**EXERCISE DETAILS**
Type out the data again. Keep every line exactly the same.
-- ENTRIES SHOWN follows --
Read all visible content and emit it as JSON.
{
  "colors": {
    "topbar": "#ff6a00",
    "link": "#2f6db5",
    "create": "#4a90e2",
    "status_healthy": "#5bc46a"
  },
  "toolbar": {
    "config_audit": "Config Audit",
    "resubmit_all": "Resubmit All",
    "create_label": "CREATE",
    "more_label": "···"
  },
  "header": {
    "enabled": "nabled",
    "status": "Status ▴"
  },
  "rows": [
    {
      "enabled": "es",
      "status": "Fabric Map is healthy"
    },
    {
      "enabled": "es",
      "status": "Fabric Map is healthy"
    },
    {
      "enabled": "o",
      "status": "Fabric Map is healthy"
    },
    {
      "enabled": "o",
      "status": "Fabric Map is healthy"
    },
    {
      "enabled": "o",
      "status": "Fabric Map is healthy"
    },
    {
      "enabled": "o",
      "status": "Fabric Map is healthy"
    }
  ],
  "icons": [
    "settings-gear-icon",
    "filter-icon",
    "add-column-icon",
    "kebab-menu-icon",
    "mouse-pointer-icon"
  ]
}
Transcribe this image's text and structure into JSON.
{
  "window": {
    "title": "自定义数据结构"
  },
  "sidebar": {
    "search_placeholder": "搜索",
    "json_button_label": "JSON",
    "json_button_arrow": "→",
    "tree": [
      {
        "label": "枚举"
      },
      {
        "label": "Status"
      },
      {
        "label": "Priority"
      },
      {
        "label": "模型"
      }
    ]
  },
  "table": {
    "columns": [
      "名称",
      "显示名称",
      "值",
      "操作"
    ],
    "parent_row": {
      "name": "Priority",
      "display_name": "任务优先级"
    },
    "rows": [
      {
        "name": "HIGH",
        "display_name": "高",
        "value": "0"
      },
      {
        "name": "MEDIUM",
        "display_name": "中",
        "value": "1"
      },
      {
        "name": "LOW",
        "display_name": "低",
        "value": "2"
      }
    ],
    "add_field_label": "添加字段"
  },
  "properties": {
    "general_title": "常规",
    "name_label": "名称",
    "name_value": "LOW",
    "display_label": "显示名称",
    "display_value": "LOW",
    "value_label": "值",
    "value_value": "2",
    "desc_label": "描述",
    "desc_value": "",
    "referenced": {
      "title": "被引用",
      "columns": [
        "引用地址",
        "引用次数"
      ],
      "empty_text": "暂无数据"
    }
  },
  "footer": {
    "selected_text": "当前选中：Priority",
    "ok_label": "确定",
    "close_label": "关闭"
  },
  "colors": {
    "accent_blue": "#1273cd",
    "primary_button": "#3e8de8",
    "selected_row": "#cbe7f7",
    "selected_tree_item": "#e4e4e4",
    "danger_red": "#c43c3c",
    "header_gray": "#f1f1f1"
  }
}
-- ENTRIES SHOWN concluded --
**ANSWER FOR THIS EXERCISE**
Read all visible content and emit it as JSON.
{
  "colors": {
    "topbar": "#ff6a00",
    "link": "#2f6db5",
    "create": "#4a90e2",
    "status_healthy": "#5bc46a"
  },
  "toolbar": {
    "config_audit": "Config Audit",
    "resubmit_all": "Resubmit All",
    "create_label": "CREATE",
    "more_label": "···"
  },
  "header": {
    "enabled": "nabled",
    "status": "Status ▴"
  },
  "rows": [
    {
      "enabled": "es",
      "status": "Fabric Map is healthy"
    },
    {
      "enabled": "es",
      "status": "Fabric Map is healthy"
    },
    {
      "enabled": "o",
      "status": "Fabric Map is healthy"
    },
    {
      "enabled": "o",
      "status": "Fabric Map is healthy"
    },
    {
      "enabled": "o",
      "status": "Fabric Map is healthy"
    },
    {
      "enabled": "o",
      "status": "Fabric Map is healthy"
    }
  ],
  "icons": [
    "settings-gear-icon",
    "filter-icon",
    "add-column-icon",
    "kebab-menu-icon",
    "mouse-pointer-icon"
  ]
}
Transcribe this image's text and structure into JSON.
{
  "window": {
    "title": "自定义数据结构"
  },
  "sidebar": {
    "search_placeholder": "搜索",
    "json_button_label": "JSON",
    "json_button_arrow": "→",
    "tree": [
      {
        "label": "枚举"
      },
      {
        "label": "Status"
      },
      {
        "label": "Priority"
      },
      {
        "label": "模型"
      }
    ]
  },
  "table": {
    "columns": [
      "名称",
      "显示名称",
      "值",
      "操作"
    ],
    "parent_row": {
      "name": "Priority",
      "display_name": "任务优先级"
    },
    "rows": [
      {
        "name": "HIGH",
        "display_name": "高",
        "value": "0"
      },
      {
        "name": "MEDIUM",
        "display_name": "中",
        "value": "1"
      },
      {
        "name": "LOW",
        "display_name": "低",
        "value": "2"
      }
    ],
    "add_field_label": "添加字段"
  },
  "properties": {
    "general_title": "常规",
    "name_label": "名称",
    "name_value": "LOW",
    "display_label": "显示名称",
    "display_value": "LOW",
    "value_label": "值",
    "value_value": "2",
    "desc_label": "描述",
    "desc_value": "",
    "referenced": {
      "title": "被引用",
      "columns": [
        "引用地址",
        "引用次数"
      ],
      "empty_text": "暂无数据"
    }
  },
  "footer": {
    "selected_text": "当前选中：Priority",
    "ok_label": "确定",
    "close_label": "关闭"
  },
  "colors": {
    "accent_blue": "#1273cd",
    "primary_button": "#3e8de8",
    "selected_row": "#cbe7f7",
    "selected_tree_item": "#e4e4e4",
    "danger_red": "#c43c3c",
    "header_gray": "#f1f1f1"
  }
}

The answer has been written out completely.